In addition to her work at the Museum, Dr. Bliss was on the anatomy faculty at the Albert Einstein College of Medicine from 1956 to 1964 and was an adjunct professor of zoology at the City University of New York from 1971 to 1980 . Departing the Museum in 1979, she returned to her home state, where she became adjunct professor of zoology at the University of Rhode Island. Dr. Bliss died of cancer in a Providence hospital on December 26, 1987.

Writing of Dr. Bliss after her death, the biologist Linda Mantel noted that as a museum curator, she influenced uncounted younger researchers working on crustaceans, also that she was responsible for major exhibits in the Hall of Invertebrates. Dr. Mantel notes, too, that while Dr. Bliss was an avid reader, sailor, woodworker, gardener, photographer and scientific artist, she found time not only to breed and train prize-winning golden retrievers, but to respond patiently to people who called the Museum to report that they “found something with a lot of legs on the beach.”

sources for biographical sketch:

AMNH news releases, July 15, 1956 and undated.

Rockland-Journal News, Nyack, N.Y. August 4,1974

Linda Mantel in Journal of Crustacean Biology, 8(4), 706-709), 1988

Letter to Raymond B. Manning, Smithsonian Institution, August 3, 1979

New York Times obituary, January 2, 1988

Sidney Horenstein, seen in the AMNH library

Arrangement Note

The articles in Box 1 are not necessarily DEB's entire output. They are only the ones that were with the collection.

These papers had been gone over before and it is not known how extensive they might have been. Envelopes were not kept, so some mail have no dates.

Immediate Source of Acquisition

Transfer; AMNH Dept. of Invertebrates; 1979. One folder of material: Transfer; AMNH Dept. of Public Affairs; 1993.

Separated Material

Two boxes of photographs, filed as PPC.B55

Collection of 35mm slides have been removed and can be found in PSC 676.

Physical Description

There are 21 boxes of varying size.
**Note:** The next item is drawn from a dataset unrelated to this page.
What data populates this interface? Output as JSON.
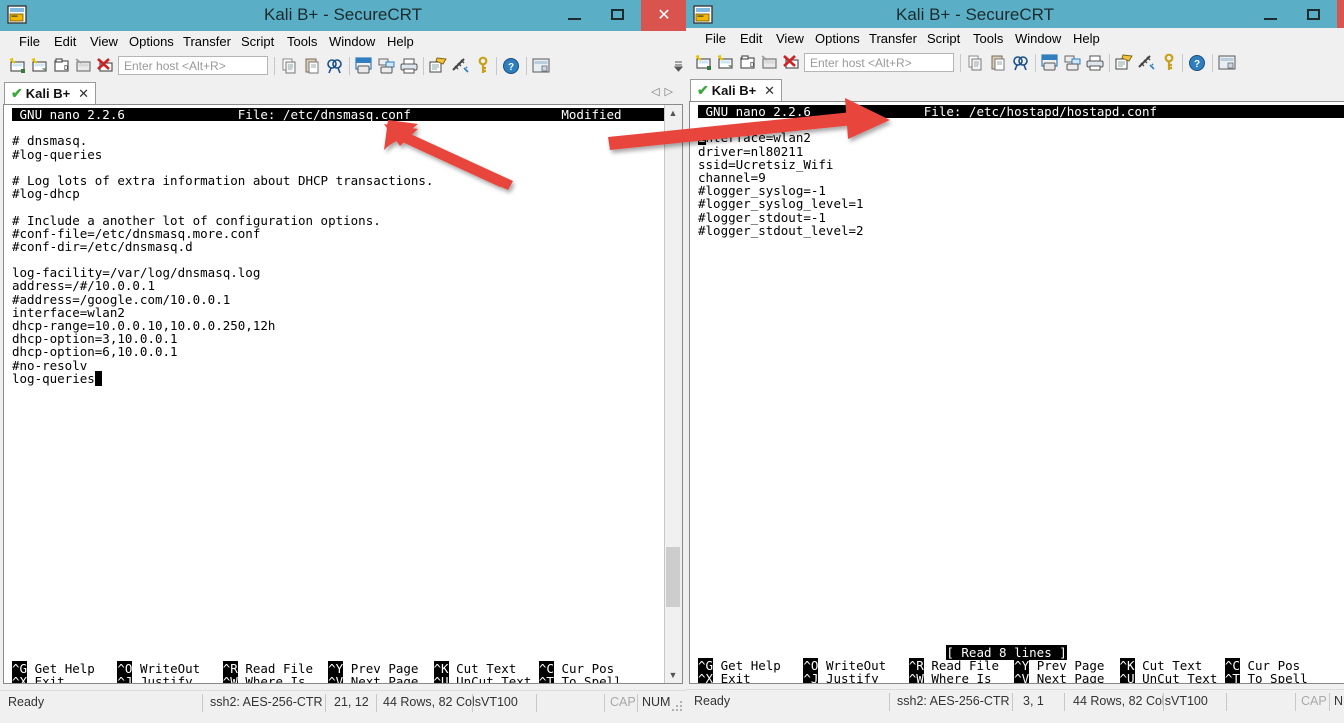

Boxes 1-10 and 17 have written material, i.e. Bliss's books, articles, correspondence and research papers. Boxes 11 to 16 contain notebooks. Box 18, the largest, contains 50 rolls from a machine that works like a seismograph. Boxes 19-20, contain two sets of 3x5-inch file cards. Box 21 has three metal boxes of slides taken from a microscope. Boxes 22-33 contain the summary of work recorded in 12 boxes of 5x7-inch file cards.
Title
Dorothy Bliss papers, 1950-1979
Status
completed
Author
Eleanor Schwartz, May 2012
Description rules
Describing Archives: A Content Standard
Language of description
English
Sponsor
The Gladys Krieble Delmas Foundation provided support to make this finding aid available in ArchivesSpace (2016-2017).
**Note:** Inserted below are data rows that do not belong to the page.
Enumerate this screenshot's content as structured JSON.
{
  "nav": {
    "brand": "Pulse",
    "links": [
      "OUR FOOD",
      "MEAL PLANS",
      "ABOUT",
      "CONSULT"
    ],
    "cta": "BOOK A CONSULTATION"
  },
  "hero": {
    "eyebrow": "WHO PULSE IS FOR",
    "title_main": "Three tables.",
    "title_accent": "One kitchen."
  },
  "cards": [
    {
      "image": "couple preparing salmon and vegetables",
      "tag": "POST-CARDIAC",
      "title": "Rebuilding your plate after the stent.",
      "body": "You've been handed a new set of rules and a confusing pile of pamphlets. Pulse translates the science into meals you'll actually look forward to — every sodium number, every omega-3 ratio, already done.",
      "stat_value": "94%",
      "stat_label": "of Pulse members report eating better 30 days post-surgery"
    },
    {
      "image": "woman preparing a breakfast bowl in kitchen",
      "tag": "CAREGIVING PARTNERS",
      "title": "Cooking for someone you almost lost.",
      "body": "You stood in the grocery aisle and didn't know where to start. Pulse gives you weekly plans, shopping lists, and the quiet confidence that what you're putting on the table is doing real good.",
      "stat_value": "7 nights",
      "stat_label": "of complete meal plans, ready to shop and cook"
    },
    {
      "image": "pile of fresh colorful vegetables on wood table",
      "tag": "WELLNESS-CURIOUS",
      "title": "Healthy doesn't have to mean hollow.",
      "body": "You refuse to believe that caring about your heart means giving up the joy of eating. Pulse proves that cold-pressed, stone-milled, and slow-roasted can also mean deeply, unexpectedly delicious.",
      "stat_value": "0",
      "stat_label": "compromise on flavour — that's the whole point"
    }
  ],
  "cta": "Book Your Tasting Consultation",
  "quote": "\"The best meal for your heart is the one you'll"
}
Repository Details

Part of the Research Library Special Collections Repository

Contact:
American Museum of Natural History
Library Services, Special Collections
Central Park West at 79th Street
New York 10024-5192 USA US
(212) 769-5420